The ten most significant naval news stories / trends / themes this year included:

  • The creation of Chinese “islands” as air and naval bases in the South China Sea. Will the rest of the world tolerate the presence of these new sand castles or will the Chinese be forced to let them wash away?

  • The confusing US Navy Freedom of Navigation Exercises in the South China Sea. What exactly was the message the US was trying to send and why did it take so long?

  • The modification of Japan’s constitution to allow more flexibility in the operation of its Self-Defense Forces. Will we now begin to see the Japanese regularly operating in the South China Sea?

  • The growing arms race in the South China Sea to serve as a counterbalance to Chinese moves there. Can these countries be brought together in an operational alliance against China or is this an impossible geopolitical task?
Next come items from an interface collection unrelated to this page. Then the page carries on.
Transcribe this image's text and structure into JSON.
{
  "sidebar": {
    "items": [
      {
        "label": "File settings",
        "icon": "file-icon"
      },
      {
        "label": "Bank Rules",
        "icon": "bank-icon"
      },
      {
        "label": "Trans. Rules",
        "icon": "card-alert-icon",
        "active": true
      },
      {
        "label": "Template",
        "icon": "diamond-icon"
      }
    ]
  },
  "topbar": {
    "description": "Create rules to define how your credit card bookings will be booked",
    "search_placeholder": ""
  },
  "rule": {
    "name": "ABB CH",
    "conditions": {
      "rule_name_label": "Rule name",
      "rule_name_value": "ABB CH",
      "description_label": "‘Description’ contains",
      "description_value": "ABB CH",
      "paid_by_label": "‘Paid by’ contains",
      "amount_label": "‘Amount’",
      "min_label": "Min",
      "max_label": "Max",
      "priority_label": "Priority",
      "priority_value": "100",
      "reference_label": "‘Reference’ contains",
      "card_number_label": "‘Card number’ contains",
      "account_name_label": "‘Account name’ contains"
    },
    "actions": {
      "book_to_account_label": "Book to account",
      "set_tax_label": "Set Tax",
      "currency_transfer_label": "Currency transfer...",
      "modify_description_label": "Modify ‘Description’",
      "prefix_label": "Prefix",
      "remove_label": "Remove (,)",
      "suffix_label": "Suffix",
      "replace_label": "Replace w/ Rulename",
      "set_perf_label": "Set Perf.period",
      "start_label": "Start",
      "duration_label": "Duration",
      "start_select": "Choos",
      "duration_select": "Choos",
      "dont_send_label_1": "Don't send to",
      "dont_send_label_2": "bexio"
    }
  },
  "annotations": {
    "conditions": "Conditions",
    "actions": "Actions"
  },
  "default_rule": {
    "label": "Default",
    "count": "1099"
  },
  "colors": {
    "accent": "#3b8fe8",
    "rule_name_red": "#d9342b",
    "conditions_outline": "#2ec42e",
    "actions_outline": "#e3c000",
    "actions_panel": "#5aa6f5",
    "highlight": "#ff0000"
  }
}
  • Increasingly aggressive operations by the Iranian Navy in the Persian Gulf in terms of convoy escort and harassing merchant ships. Will the US Navy be able to continue to counter them given its ever decreasing fleet size and increasing operational commitments elsewhere?

  • The continuation of the Russian Navy’s increased worldwide operational tempo highlighted by the Office of Naval Intelligence’s report. Can this be sustained over time or will the Russian Navy be pushed beyond its operational breaking point?
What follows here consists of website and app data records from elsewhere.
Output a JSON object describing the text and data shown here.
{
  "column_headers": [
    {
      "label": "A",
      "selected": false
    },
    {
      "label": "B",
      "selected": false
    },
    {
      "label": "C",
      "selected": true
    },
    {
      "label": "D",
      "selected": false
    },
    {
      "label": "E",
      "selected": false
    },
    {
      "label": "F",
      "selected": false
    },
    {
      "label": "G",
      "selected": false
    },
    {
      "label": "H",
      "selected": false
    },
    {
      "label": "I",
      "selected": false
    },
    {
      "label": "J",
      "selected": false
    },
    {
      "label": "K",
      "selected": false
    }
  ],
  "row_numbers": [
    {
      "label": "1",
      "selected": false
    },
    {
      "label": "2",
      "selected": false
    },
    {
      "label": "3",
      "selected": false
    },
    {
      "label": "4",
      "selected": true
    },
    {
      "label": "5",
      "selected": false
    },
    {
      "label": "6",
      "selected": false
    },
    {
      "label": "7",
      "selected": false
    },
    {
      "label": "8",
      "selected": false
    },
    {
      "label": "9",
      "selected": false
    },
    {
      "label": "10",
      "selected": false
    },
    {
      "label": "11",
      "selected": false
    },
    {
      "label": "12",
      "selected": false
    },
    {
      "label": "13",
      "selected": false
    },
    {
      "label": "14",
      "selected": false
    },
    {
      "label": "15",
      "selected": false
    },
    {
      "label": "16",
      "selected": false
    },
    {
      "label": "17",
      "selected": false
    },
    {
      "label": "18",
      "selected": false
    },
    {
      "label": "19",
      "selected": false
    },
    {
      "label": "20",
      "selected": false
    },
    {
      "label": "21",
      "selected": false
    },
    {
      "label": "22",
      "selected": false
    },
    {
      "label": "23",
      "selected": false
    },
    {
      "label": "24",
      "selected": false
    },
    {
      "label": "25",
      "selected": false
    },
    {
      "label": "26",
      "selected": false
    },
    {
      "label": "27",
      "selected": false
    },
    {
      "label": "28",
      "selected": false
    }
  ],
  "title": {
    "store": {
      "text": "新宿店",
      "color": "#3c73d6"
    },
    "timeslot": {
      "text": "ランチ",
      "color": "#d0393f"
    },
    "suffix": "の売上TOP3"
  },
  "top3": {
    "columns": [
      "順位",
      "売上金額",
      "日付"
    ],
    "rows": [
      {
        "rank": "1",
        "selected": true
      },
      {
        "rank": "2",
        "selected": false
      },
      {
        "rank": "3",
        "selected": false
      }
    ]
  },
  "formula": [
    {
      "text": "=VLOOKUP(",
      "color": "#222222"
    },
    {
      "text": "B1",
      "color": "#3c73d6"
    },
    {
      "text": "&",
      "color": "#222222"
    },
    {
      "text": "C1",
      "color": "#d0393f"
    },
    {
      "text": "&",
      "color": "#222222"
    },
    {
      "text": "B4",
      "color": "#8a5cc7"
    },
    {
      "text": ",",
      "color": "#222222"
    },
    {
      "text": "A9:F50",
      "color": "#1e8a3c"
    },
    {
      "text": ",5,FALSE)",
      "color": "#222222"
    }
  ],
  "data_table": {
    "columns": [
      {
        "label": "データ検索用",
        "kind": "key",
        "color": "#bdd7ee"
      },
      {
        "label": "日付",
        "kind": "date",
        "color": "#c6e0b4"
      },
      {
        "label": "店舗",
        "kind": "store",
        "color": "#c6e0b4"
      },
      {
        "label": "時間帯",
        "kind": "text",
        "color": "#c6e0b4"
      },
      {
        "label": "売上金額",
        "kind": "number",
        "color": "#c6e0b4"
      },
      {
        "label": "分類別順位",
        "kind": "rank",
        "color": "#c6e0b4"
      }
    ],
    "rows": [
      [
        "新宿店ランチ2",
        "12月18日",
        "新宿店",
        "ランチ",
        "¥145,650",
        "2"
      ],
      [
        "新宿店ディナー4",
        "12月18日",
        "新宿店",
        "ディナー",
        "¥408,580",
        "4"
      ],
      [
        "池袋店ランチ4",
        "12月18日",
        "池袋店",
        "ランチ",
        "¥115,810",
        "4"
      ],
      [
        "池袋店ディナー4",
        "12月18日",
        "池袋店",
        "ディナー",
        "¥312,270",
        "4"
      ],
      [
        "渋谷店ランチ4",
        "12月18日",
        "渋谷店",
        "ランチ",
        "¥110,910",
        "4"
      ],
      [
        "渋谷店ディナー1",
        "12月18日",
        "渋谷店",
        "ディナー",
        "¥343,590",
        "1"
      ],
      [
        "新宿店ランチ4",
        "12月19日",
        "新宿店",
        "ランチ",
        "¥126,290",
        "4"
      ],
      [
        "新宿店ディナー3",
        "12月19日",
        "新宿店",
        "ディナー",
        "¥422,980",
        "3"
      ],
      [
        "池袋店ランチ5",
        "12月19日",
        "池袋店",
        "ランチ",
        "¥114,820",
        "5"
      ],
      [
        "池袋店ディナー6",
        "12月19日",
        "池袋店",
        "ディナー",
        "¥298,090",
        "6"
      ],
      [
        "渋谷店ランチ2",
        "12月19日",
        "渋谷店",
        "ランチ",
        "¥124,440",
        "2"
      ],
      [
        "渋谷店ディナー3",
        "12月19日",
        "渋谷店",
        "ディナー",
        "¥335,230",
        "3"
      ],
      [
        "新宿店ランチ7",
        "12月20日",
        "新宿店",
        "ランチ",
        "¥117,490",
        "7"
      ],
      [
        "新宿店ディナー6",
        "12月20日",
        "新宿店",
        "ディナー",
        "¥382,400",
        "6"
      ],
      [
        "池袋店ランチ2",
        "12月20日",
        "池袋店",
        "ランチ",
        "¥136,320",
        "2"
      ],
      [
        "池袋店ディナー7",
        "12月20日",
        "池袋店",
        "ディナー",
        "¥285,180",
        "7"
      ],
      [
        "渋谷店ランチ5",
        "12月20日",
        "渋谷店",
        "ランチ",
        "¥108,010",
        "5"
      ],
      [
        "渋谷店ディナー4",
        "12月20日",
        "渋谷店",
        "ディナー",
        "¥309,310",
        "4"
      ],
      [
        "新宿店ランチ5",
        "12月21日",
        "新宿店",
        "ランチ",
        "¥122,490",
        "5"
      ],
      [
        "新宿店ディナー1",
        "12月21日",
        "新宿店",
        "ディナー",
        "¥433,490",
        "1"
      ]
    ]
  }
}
  • The evidence of Russia’s continued concern over the US ballistic missile defense program – the positioning of Russian cruise missile-armed submarines on deterrent patrols off the US coast to conduct decapitation strikes against the US National Command Authority and the development of a new submarine with a nuclear-armed torpedo to destroy port cities. What other new tactics, techniques and procedures will result from this concern?
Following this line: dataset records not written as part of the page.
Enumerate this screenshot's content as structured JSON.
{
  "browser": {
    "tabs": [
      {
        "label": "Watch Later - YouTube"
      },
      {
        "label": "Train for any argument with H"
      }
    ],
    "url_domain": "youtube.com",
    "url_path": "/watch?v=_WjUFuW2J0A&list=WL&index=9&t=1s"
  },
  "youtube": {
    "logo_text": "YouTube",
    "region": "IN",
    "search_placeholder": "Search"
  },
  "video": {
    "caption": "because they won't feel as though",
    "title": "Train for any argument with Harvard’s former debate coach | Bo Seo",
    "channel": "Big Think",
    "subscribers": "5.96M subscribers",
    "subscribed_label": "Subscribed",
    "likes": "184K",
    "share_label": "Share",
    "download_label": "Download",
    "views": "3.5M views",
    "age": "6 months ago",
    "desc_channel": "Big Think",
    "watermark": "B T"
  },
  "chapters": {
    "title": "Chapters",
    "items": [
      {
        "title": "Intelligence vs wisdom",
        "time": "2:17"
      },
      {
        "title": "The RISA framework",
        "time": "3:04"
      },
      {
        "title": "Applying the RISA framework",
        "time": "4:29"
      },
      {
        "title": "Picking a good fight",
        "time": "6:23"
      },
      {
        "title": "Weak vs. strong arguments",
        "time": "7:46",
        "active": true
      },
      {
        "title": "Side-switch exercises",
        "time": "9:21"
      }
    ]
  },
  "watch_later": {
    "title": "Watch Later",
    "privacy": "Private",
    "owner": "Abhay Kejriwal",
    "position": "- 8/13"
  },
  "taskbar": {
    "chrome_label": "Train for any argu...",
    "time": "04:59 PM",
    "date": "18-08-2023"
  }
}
  • The realization by the US Navy that it has shrunk so small it must arm all of its ships with over the horizon anti-ship missiles under the “Distributed Lethality” concept. Can the US Navy quickly acquire such weapons, or will this be another decades-long procurement morass?

  • The US Marine Corps declaration of Initial Operating Capability for the F-35B fighter, marking the F-35’s finally coming of age. Or has it? When will the F-35 finally acquire enough software capability to allow it to be truly useful in combat?

  • The US Navy’s continued reluctance to push ahead rapidly with acquiring and integrating Unmanned Aerial Vehicles into its carrier air wings, thus depriving them of the long-range aircraft they would need in a conflict with China. How long with the US Navy keep its head in the sand in regards to the future of naval aviation?